→ Source material:
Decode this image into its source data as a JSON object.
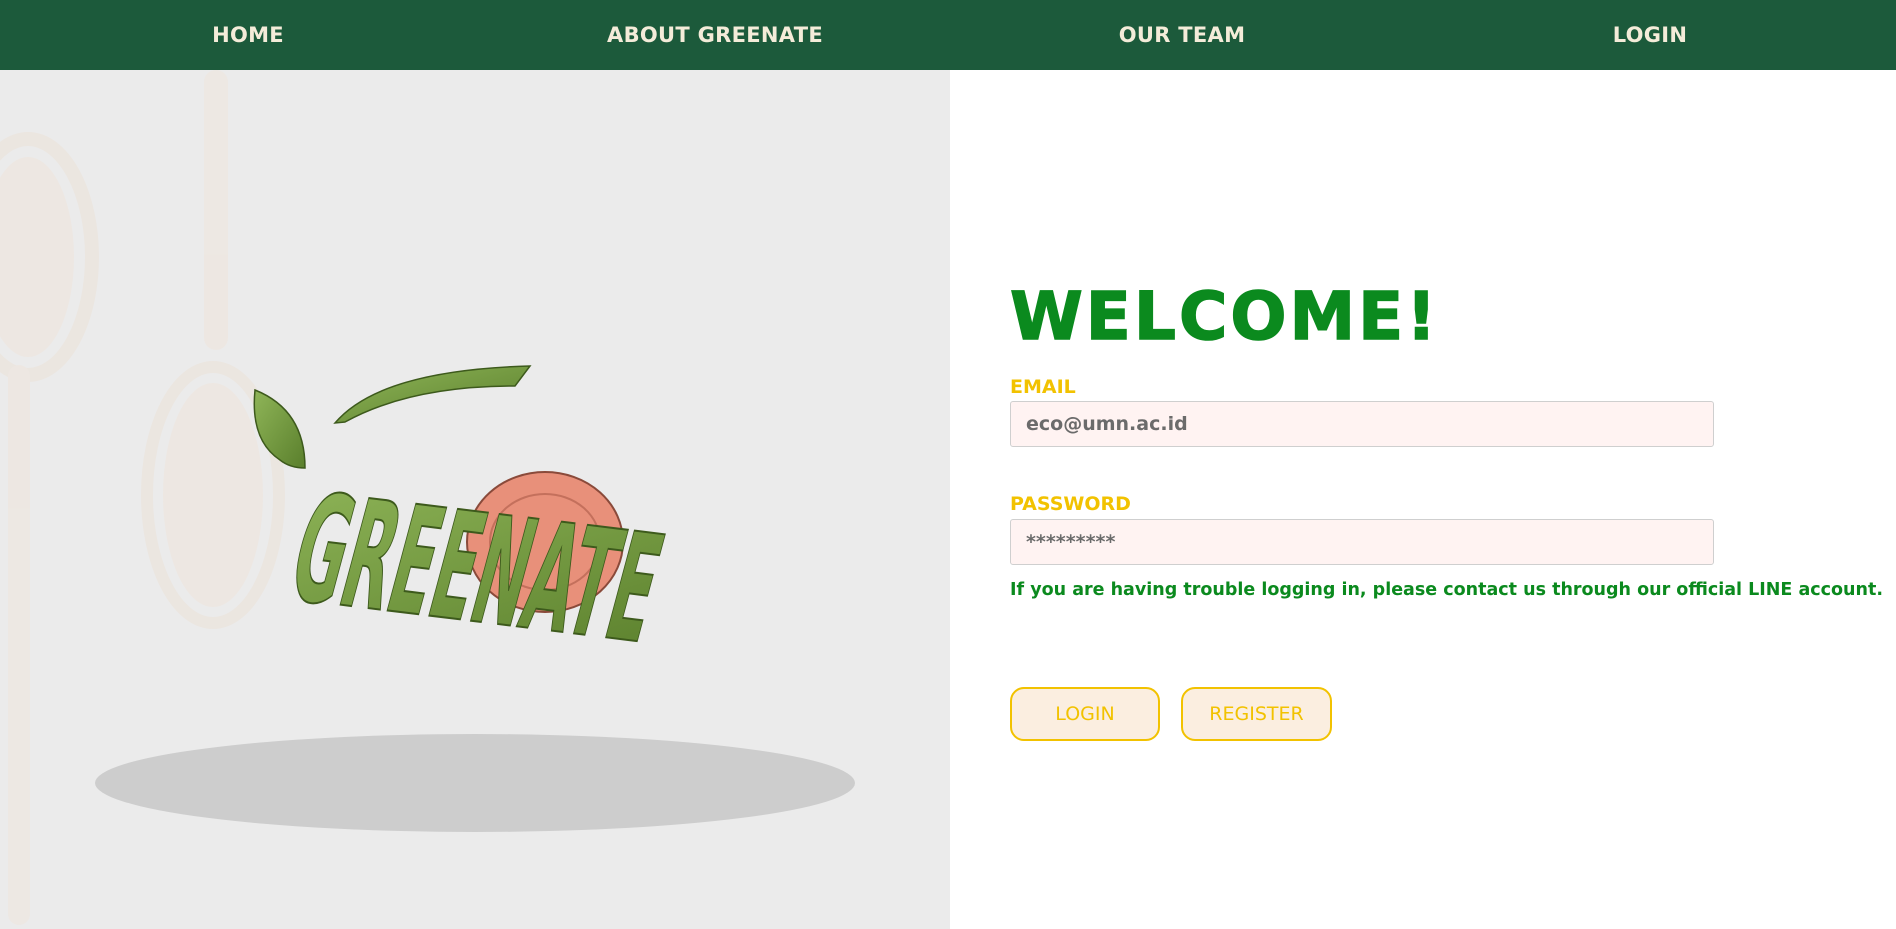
{
  "nav": {
    "items": [
      {
        "label": "HOME"
      },
      {
        "label": "ABOUT GREENATE"
      },
      {
        "label": "OUR TEAM"
      },
      {
        "label": "LOGIN"
      }
    ]
  },
  "brand": {
    "logo_text": "GREENATE"
  },
  "form": {
    "title": "WELCOME!",
    "email_label": "EMAIL",
    "email_placeholder": "eco@umn.ac.id",
    "password_label": "PASSWORD",
    "password_placeholder": "*********",
    "help_text": "If you are having trouble logging in, please contact us through our official LINE account.",
    "login_button": "LOGIN",
    "register_button": "REGISTER"
  },
  "colors": {
    "nav_background": "#1c5a3b",
    "nav_text": "#f4ecd9",
    "title_green": "#0b8a1e",
    "label_yellow": "#f2c200",
    "input_background": "#fff3f2",
    "button_background": "#fbeee0",
    "left_panel_background": "#ebebeb",
    "logo_green": "#6f9a3e",
    "logo_peach": "#e8907a"
  }
}
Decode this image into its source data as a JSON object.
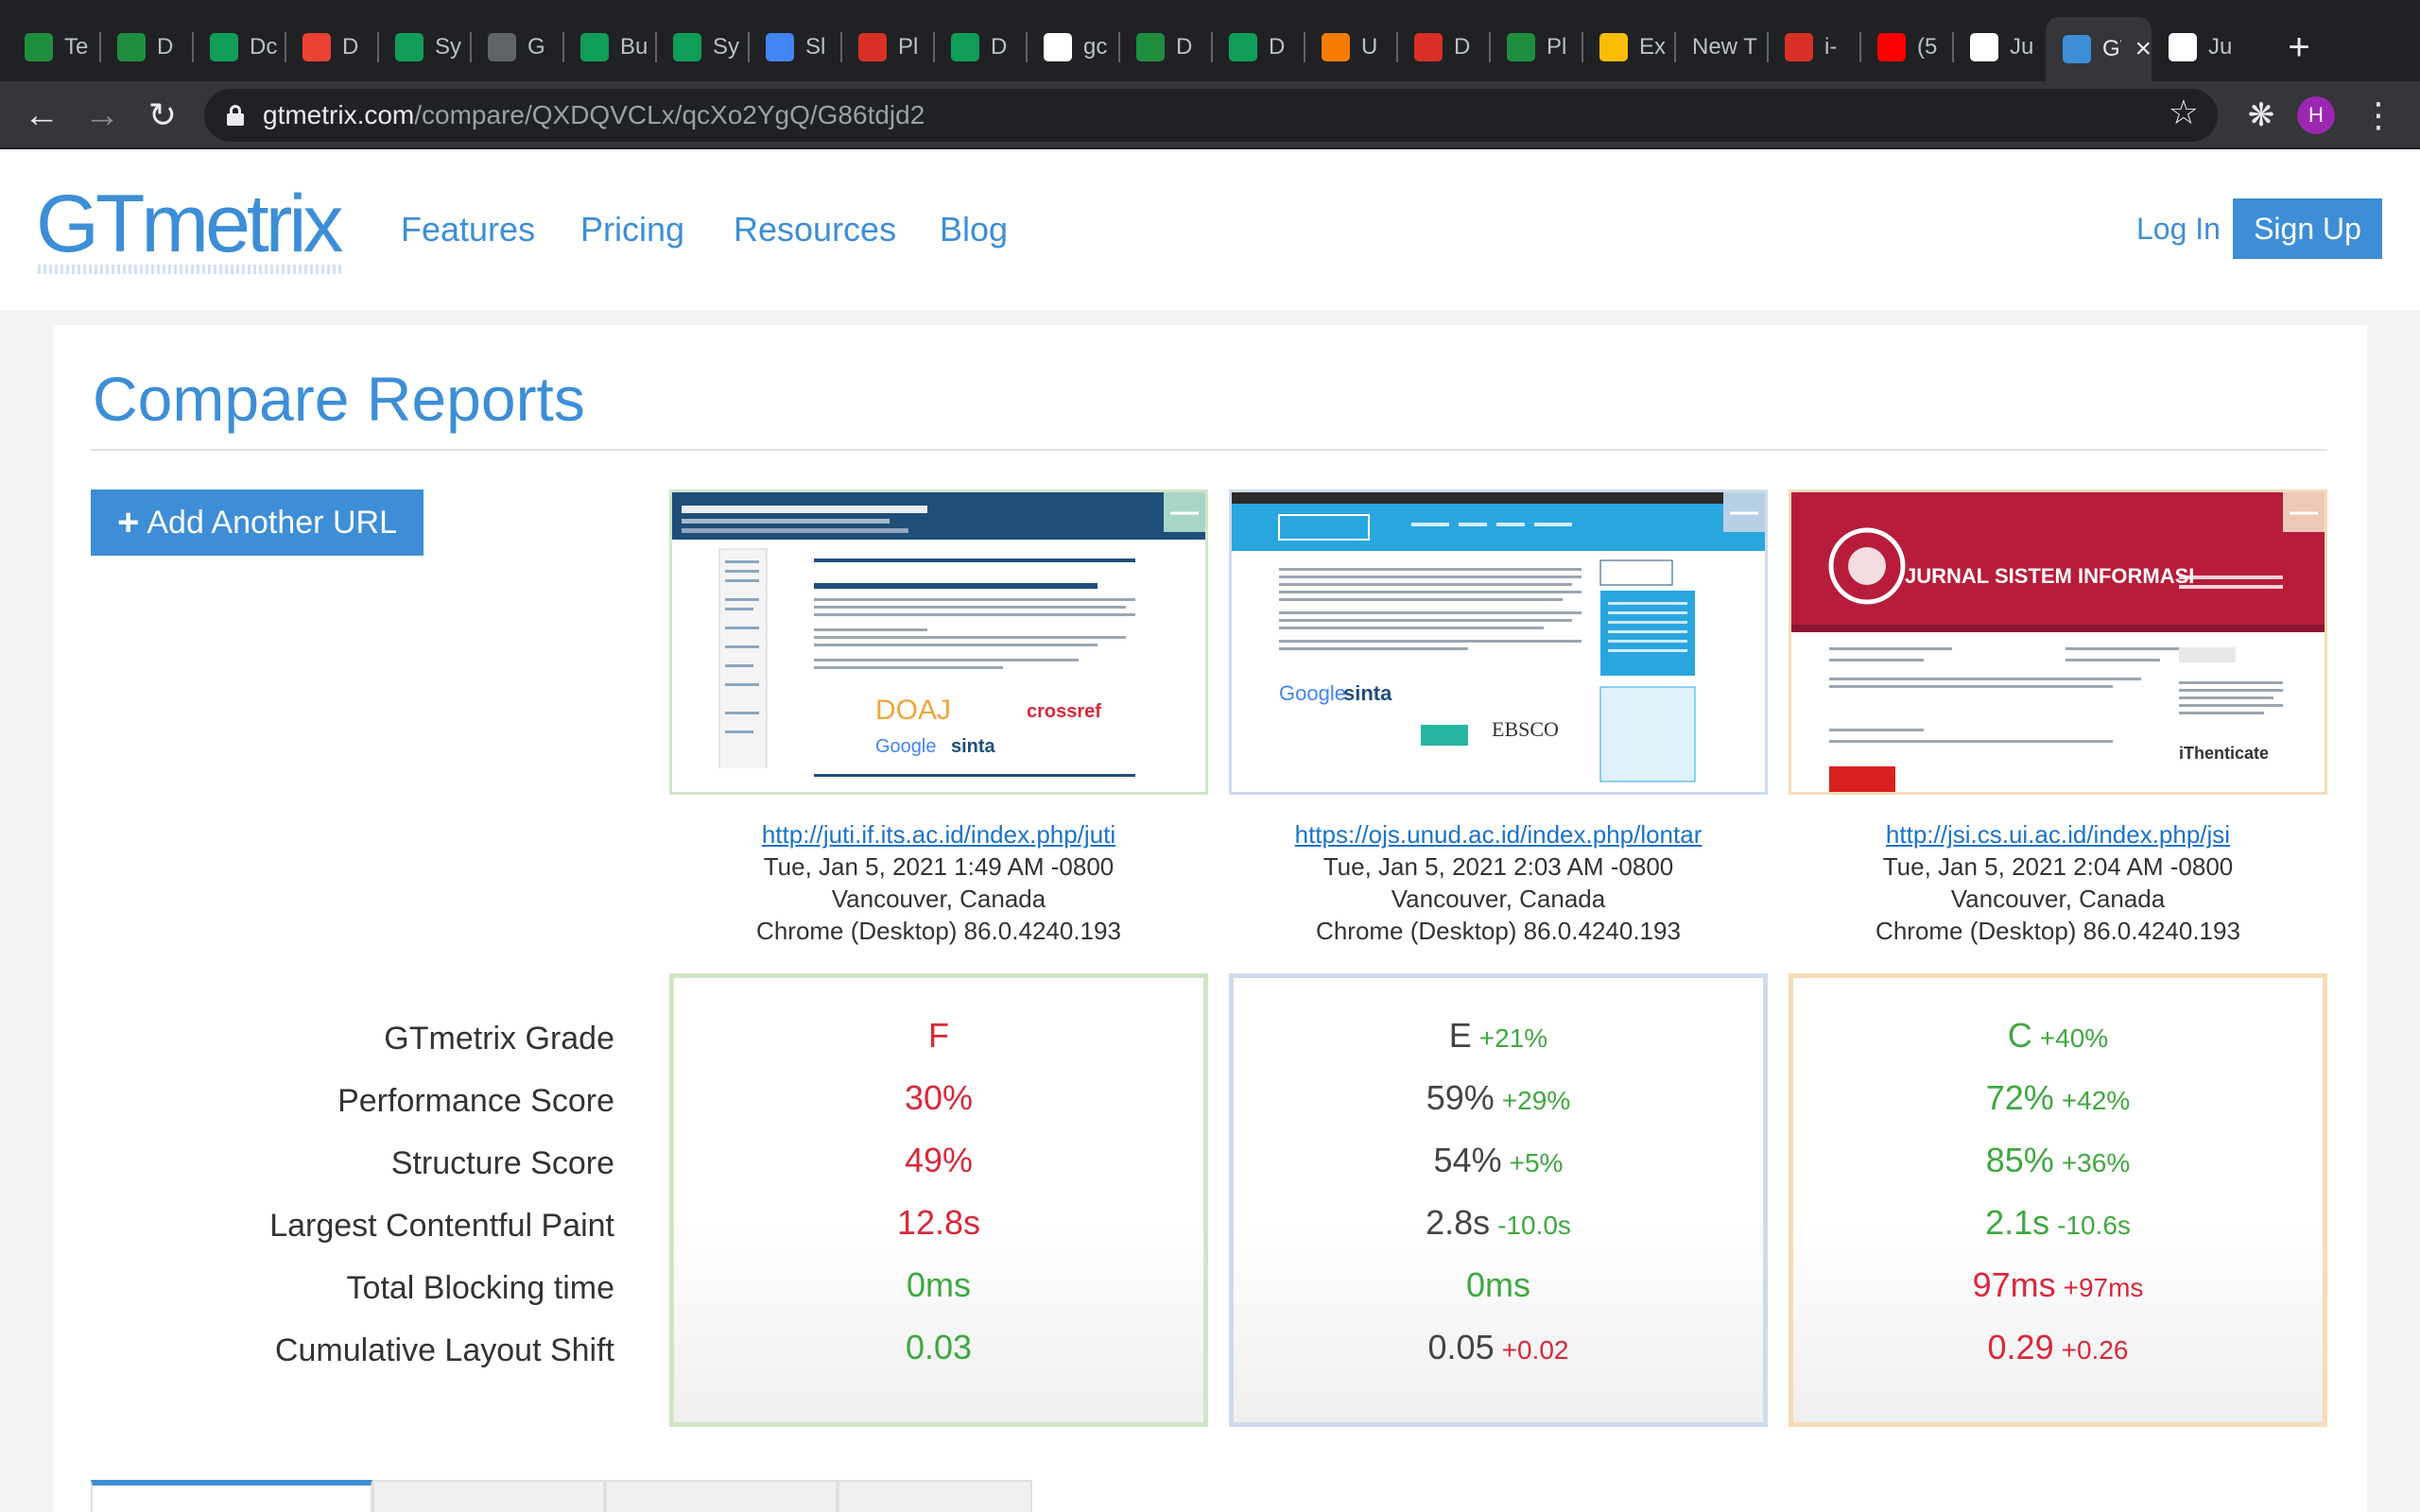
{
  "browser": {
    "tabs": [
      {
        "title": "Te",
        "icon": "google-drive-icon",
        "color": "#1e8e3e"
      },
      {
        "title": "D",
        "icon": "google-drive-icon",
        "color": "#1e8e3e"
      },
      {
        "title": "Dc",
        "icon": "google-sheets-icon",
        "color": "#0f9d58"
      },
      {
        "title": "D",
        "icon": "gmail-icon",
        "color": "#ea4335"
      },
      {
        "title": "Sy",
        "icon": "google-sheets-icon",
        "color": "#0f9d58"
      },
      {
        "title": "G",
        "icon": "globe-icon",
        "color": "#5f6368"
      },
      {
        "title": "Bu",
        "icon": "google-sheets-icon",
        "color": "#0f9d58"
      },
      {
        "title": "Sy",
        "icon": "google-sheets-icon",
        "color": "#0f9d58"
      },
      {
        "title": "Sl",
        "icon": "google-docs-icon",
        "color": "#4285f4"
      },
      {
        "title": "Pl",
        "icon": "red-gear-icon",
        "color": "#d93025"
      },
      {
        "title": "D",
        "icon": "google-sheets-icon",
        "color": "#0f9d58"
      },
      {
        "title": "gc",
        "icon": "google-icon",
        "color": "#ffffff"
      },
      {
        "title": "D",
        "icon": "google-drive-icon",
        "color": "#1e8e3e"
      },
      {
        "title": "D",
        "icon": "google-sheets-icon",
        "color": "#0f9d58"
      },
      {
        "title": "U",
        "icon": "orange-app-icon",
        "color": "#f57c00"
      },
      {
        "title": "D",
        "icon": "heart-icon",
        "color": "#d93025"
      },
      {
        "title": "Pl",
        "icon": "google-drive-icon",
        "color": "#1e8e3e"
      },
      {
        "title": "Ex",
        "icon": "colorful-grid-icon",
        "color": "#fbbc04"
      },
      {
        "title": "New T",
        "icon": "",
        "color": "#202124"
      },
      {
        "title": "i-",
        "icon": "red-square-icon",
        "color": "#d93025"
      },
      {
        "title": "(5",
        "icon": "youtube-icon",
        "color": "#ff0000"
      },
      {
        "title": "Ju",
        "icon": "white-square-icon",
        "color": "#ffffff"
      },
      {
        "title": "GT",
        "icon": "gtmetrix-icon",
        "color": "#3d8ed6",
        "active": true
      },
      {
        "title": "Ju",
        "icon": "pkp-icon",
        "color": "#ffffff"
      }
    ],
    "url_host": "gtmetrix.com",
    "url_path": "/compare/QXDQVCLx/qcXo2YgQ/G86tdjd2",
    "profile_initial": "H"
  },
  "header": {
    "logo": "GTmetrix",
    "nav": [
      "Features",
      "Pricing",
      "Resources",
      "Blog"
    ],
    "login": "Log In",
    "signup": "Sign Up"
  },
  "page": {
    "title": "Compare Reports",
    "add_url_label": "Add Another URL"
  },
  "metrics": [
    "GTmetrix Grade",
    "Performance Score",
    "Structure Score",
    "Largest Contentful Paint",
    "Total Blocking time",
    "Cumulative Layout Shift"
  ],
  "reports": [
    {
      "url": "http://juti.if.its.ac.id/index.php/juti",
      "date": "Tue, Jan 5, 2021 1:49 AM -0800",
      "location": "Vancouver, Canada",
      "browser": "Chrome (Desktop) 86.0.4240.193",
      "border_color": "#cfe6c8",
      "remove_bg": "#a8d5c8",
      "values": [
        {
          "value": "F",
          "color": "red",
          "delta": ""
        },
        {
          "value": "30%",
          "color": "red",
          "delta": ""
        },
        {
          "value": "49%",
          "color": "red",
          "delta": ""
        },
        {
          "value": "12.8s",
          "color": "red",
          "delta": ""
        },
        {
          "value": "0ms",
          "color": "green",
          "delta": ""
        },
        {
          "value": "0.03",
          "color": "green",
          "delta": ""
        }
      ]
    },
    {
      "url": "https://ojs.unud.ac.id/index.php/lontar",
      "date": "Tue, Jan 5, 2021 2:03 AM -0800",
      "location": "Vancouver, Canada",
      "browser": "Chrome (Desktop) 86.0.4240.193",
      "border_color": "#cddbea",
      "remove_bg": "#b8d0e6",
      "values": [
        {
          "value": "E",
          "color": "dark",
          "delta": "+21%",
          "delta_color": "green"
        },
        {
          "value": "59%",
          "color": "dark",
          "delta": "+29%",
          "delta_color": "green"
        },
        {
          "value": "54%",
          "color": "dark",
          "delta": "+5%",
          "delta_color": "green"
        },
        {
          "value": "2.8s",
          "color": "dark",
          "delta": "-10.0s",
          "delta_color": "green"
        },
        {
          "value": "0ms",
          "color": "green",
          "delta": ""
        },
        {
          "value": "0.05",
          "color": "dark",
          "delta": "+0.02",
          "delta_color": "red"
        }
      ]
    },
    {
      "url": "http://jsi.cs.ui.ac.id/index.php/jsi",
      "date": "Tue, Jan 5, 2021 2:04 AM -0800",
      "location": "Vancouver, Canada",
      "browser": "Chrome (Desktop) 86.0.4240.193",
      "border_color": "#f6dcb8",
      "remove_bg": "#efc9b8",
      "values": [
        {
          "value": "C",
          "color": "green",
          "delta": "+40%",
          "delta_color": "green"
        },
        {
          "value": "72%",
          "color": "green",
          "delta": "+42%",
          "delta_color": "green"
        },
        {
          "value": "85%",
          "color": "green",
          "delta": "+36%",
          "delta_color": "green"
        },
        {
          "value": "2.1s",
          "color": "green",
          "delta": "-10.6s",
          "delta_color": "green"
        },
        {
          "value": "97ms",
          "color": "red",
          "delta": "+97ms",
          "delta_color": "red"
        },
        {
          "value": "0.29",
          "color": "red",
          "delta": "+0.26",
          "delta_color": "red"
        }
      ]
    }
  ]
}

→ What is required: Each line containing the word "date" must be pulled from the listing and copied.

→ Solution:
      "date": "Tue, Jan 5, 2021 1:49 AM -0800",
      "date": "Tue, Jan 5, 2021 2:03 AM -0800",
      "date": "Tue, Jan 5, 2021 2:04 AM -0800",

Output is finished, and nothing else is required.